I’ve written previously on the complicated nature of beauty and innovation, the ideas on which, for many years, our acceptance of art, or lack thereof, was based.
It goes without saying that most art today is not beautiful insofar as we have historically understood that term. And it is immediately obvious to most who wander into art galleries and museums today that technical ability and innovation is also not always easy to determine.
Art today is based on ideas, so what, as one unfamiliar with an artist’s ideas, are we to make of this new art?
The title immediately conjured images of people in hospital rooms with Monet’s lilypads gracing the walls for me, but the word therapy in this case is I think a little misleading. I would propose a more appropriate characterization. Art as a means to living a better life.
De Botton and Armstrong propose using art as a way to help us communicate our emotions to others or illuminate half-formed thoughts, for example.
In particular, the two discuss art as a method of overcoming our very human fear of the ‘different.’
In de Botton and Armstrong’s therapy, as in I would imagine, most therapy, they expect full engagement. In attempting to overcome their fear the art-goer would undertake three steps.
1. Acknowledge the strangeness we feel encountering art that is new or different and allow ourselves to feel it
2. Get to know the minds of those that created the art (potentially through reading, a study of the culture or writing of the artist, and so on)
3. Look for points of connection with the artist, however tenuous and embrace them
It may sound rather pedestrian and obvious, but at least, for me, reading such an obvious roadmap of how to ‘overcome fear’ through art, made me think, for the first time, that perhaps it’s fear that discourages us from engaging with art and therefore understanding it.
The more I think and the more I read, my rather lengthy attempt to understand our society’s utter lack of interest in and understanding of art, and in this case I mean auditory, visual or performing art, has been rather misled.

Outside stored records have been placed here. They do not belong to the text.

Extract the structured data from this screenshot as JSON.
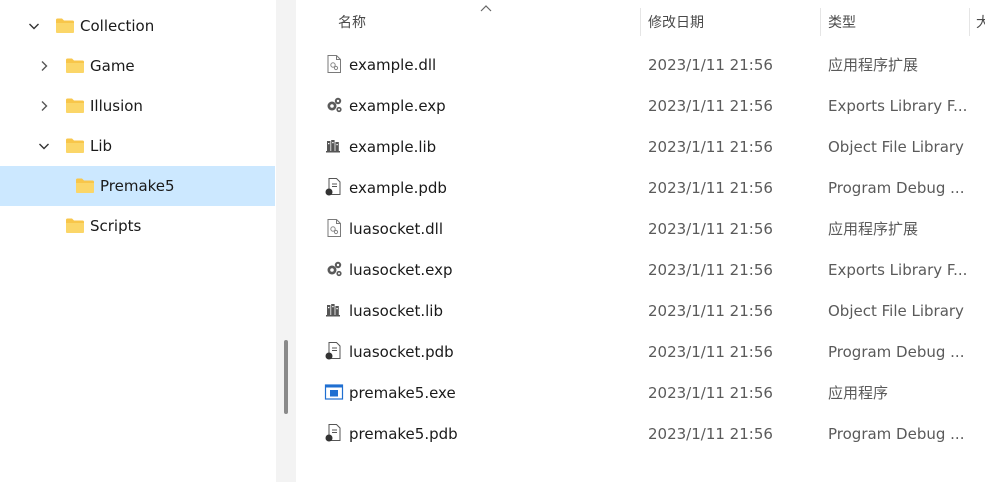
{
  "nav": {
    "items": [
      {
        "label": "Collection",
        "expanded": true
      },
      {
        "label": "Game",
        "expanded": false
      },
      {
        "label": "Illusion",
        "expanded": false
      },
      {
        "label": "Lib",
        "expanded": true
      },
      {
        "label": "Premake5",
        "selected": true
      },
      {
        "label": "Scripts"
      }
    ]
  },
  "columns": {
    "name": "名称",
    "date": "修改日期",
    "type": "类型",
    "size": "大"
  },
  "files": [
    {
      "name": "example.dll",
      "date": "2023/1/11 21:56",
      "type": "应用程序扩展",
      "icon": "dll-icon"
    },
    {
      "name": "example.exp",
      "date": "2023/1/11 21:56",
      "type": "Exports Library F...",
      "icon": "exp-gears-icon"
    },
    {
      "name": "example.lib",
      "date": "2023/1/11 21:56",
      "type": "Object File Library",
      "icon": "lib-books-icon"
    },
    {
      "name": "example.pdb",
      "date": "2023/1/11 21:56",
      "type": "Program Debug ...",
      "icon": "pdb-icon"
    },
    {
      "name": "luasocket.dll",
      "date": "2023/1/11 21:56",
      "type": "应用程序扩展",
      "icon": "dll-icon"
    },
    {
      "name": "luasocket.exp",
      "date": "2023/1/11 21:56",
      "type": "Exports Library F...",
      "icon": "exp-gears-icon"
    },
    {
      "name": "luasocket.lib",
      "date": "2023/1/11 21:56",
      "type": "Object File Library",
      "icon": "lib-books-icon"
    },
    {
      "name": "luasocket.pdb",
      "date": "2023/1/11 21:56",
      "type": "Program Debug ...",
      "icon": "pdb-icon"
    },
    {
      "name": "premake5.exe",
      "date": "2023/1/11 21:56",
      "type": "应用程序",
      "icon": "exe-window-icon"
    },
    {
      "name": "premake5.pdb",
      "date": "2023/1/11 21:56",
      "type": "Program Debug ...",
      "icon": "pdb-icon"
    }
  ],
  "colors": {
    "selection": "#cce8ff",
    "folder": "#f8c64a",
    "exe_blue": "#1f6fd1"
  }
}
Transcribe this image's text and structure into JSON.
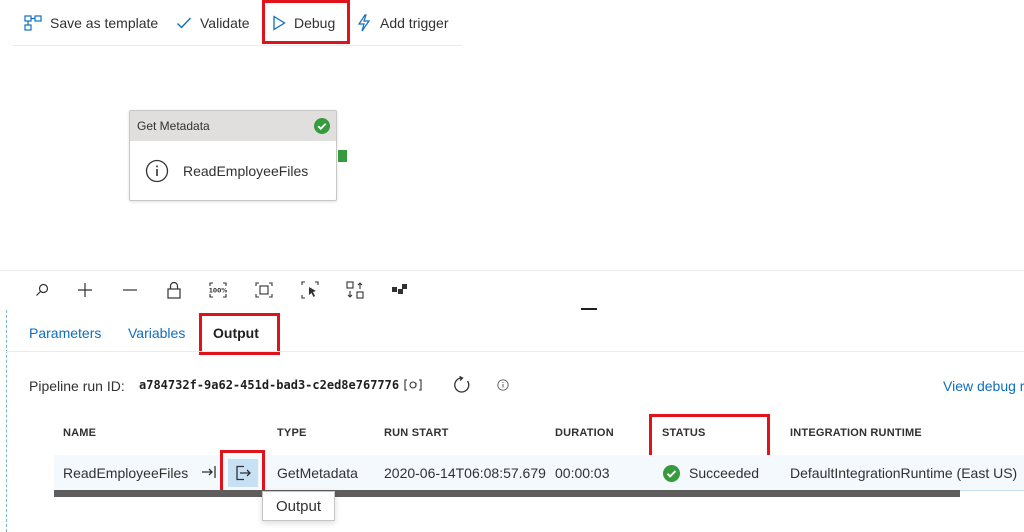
{
  "toolbar": {
    "save_template": "Save as template",
    "validate": "Validate",
    "debug": "Debug",
    "add_trigger": "Add trigger"
  },
  "activity": {
    "type_label": "Get Metadata",
    "name": "ReadEmployeeFiles"
  },
  "tabs": {
    "parameters": "Parameters",
    "variables": "Variables",
    "output": "Output"
  },
  "pipeline": {
    "run_id_label": "Pipeline run ID:",
    "run_id": "a784732f-9a62-451d-bad3-c2ed8e767776",
    "view_debug": "View debug r"
  },
  "table": {
    "headers": [
      "NAME",
      "TYPE",
      "RUN START",
      "DURATION",
      "STATUS",
      "INTEGRATION RUNTIME"
    ],
    "row": {
      "name": "ReadEmployeeFiles",
      "type": "GetMetadata",
      "run_start": "2020-06-14T06:08:57.679",
      "duration": "00:00:03",
      "status": "Succeeded",
      "integration_runtime": "DefaultIntegrationRuntime (East US)"
    }
  },
  "tooltip": "Output",
  "colors": {
    "accent": "#106ebe",
    "success": "#359b3d",
    "highlight": "#e0131a"
  }
}
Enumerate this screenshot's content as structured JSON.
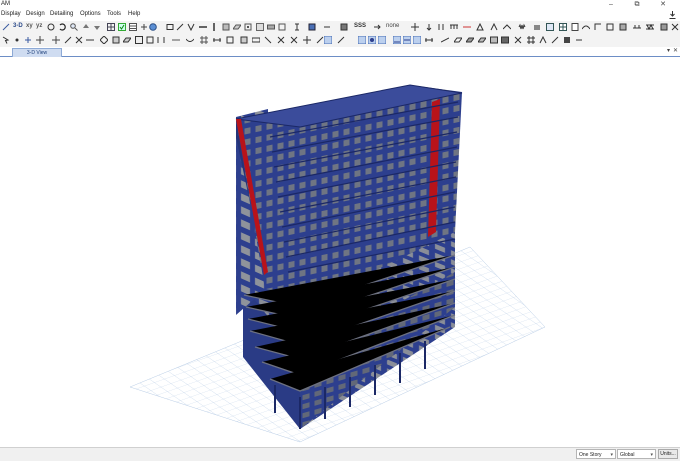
{
  "window": {
    "title": "AM",
    "controls": {
      "minimize": "–",
      "maximize": "⧉",
      "close": "✕"
    }
  },
  "menu": {
    "items": [
      "Display",
      "Design",
      "Detailing",
      "Options",
      "Tools",
      "Help"
    ]
  },
  "toolbar": {
    "row1_text_3d": "3-D",
    "row1_text_xy": "xy",
    "row1_text_yz": "yz",
    "row1_text_sss": "SSS",
    "row1_text_none": "none"
  },
  "tabs": [
    {
      "label": "3-D View"
    }
  ],
  "tab_close": "✕",
  "statusbar": {
    "story_select": "One Story",
    "coord_select": "Global",
    "units_button": "Units..."
  },
  "colors": {
    "frame": "#2d3f8e",
    "frame_dark": "#1b2866",
    "slab": "#9a9a9a",
    "wall_red": "#b8131a",
    "grid": "#b9cde6"
  }
}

In looking for ways to explain away the elitism inherent in fine art, and blame the art world itself, I’ve failed completely to account for our own complicity in the art world’s growing insularity.
A certain contingent of the art world will always believe art (especially that made in the last century) is reserved only for a select few, the sentiment being expressed rather curtly by Arnold Schoenberg in a quote I recently came across, “Art is, from the outset, naturally not for the people.” Despite the snobbish view of some, I don’t think that is the only viewpoint held by currently working artists.
It’s my understanding that some artists actually appreciate the public’s engagement with their art, instead of shunning it, but engagement implies the expense of energy.
Instead of stopping at “I don’t understand,” we would have to move to step two, “get to know the minds of those that created the art,” and that’s where the going gets difficult.
Just as with anything truly worthwhile in life, understanding and appreciating art isn’t easy, but not only can an attempt to do so improve your life (and your conversation skills), it can also help you overcome fear.